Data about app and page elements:
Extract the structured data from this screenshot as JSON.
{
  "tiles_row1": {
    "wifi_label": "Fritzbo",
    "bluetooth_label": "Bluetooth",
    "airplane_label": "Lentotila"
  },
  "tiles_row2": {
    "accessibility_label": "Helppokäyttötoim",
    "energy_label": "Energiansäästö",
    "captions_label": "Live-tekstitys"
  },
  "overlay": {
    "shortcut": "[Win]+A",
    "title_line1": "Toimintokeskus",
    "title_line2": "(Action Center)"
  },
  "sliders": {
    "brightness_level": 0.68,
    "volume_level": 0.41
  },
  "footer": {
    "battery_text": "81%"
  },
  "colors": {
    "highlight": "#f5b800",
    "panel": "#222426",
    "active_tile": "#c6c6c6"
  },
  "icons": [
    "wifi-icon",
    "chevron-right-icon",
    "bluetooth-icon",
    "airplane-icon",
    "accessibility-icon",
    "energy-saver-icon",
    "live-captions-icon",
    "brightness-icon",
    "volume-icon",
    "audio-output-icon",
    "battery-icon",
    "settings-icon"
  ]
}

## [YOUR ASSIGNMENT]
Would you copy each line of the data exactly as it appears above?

## [ANSWER SECTION]
Extract the structured data from this screenshot as JSON.
{
  "tiles_row1": {
    "wifi_label": "Fritzbo",
    "bluetooth_label": "Bluetooth",
    "airplane_label": "Lentotila"
  },
  "tiles_row2": {
    "accessibility_label": "Helppokäyttötoim",
    "energy_label": "Energiansäästö",
    "captions_label": "Live-tekstitys"
  },
  "overlay": {
    "shortcut": "[Win]+A",
    "title_line1": "Toimintokeskus",
    "title_line2": "(Action Center)"
  },
  "sliders": {
    "brightness_level": 0.68,
    "volume_level": 0.41
  },
  "footer": {
    "battery_text": "81%"
  },
  "colors": {
    "highlight": "#f5b800",
    "panel": "#222426",
    "active_tile": "#c6c6c6"
  },
  "icons": [
    "wifi-icon",
    "chevron-right-icon",
    "bluetooth-icon",
    "airplane-icon",
    "accessibility-icon",
    "energy-saver-icon",
    "live-captions-icon",
    "brightness-icon",
    "volume-icon",
    "audio-output-icon",
    "battery-icon",
    "settings-icon"
  ]
}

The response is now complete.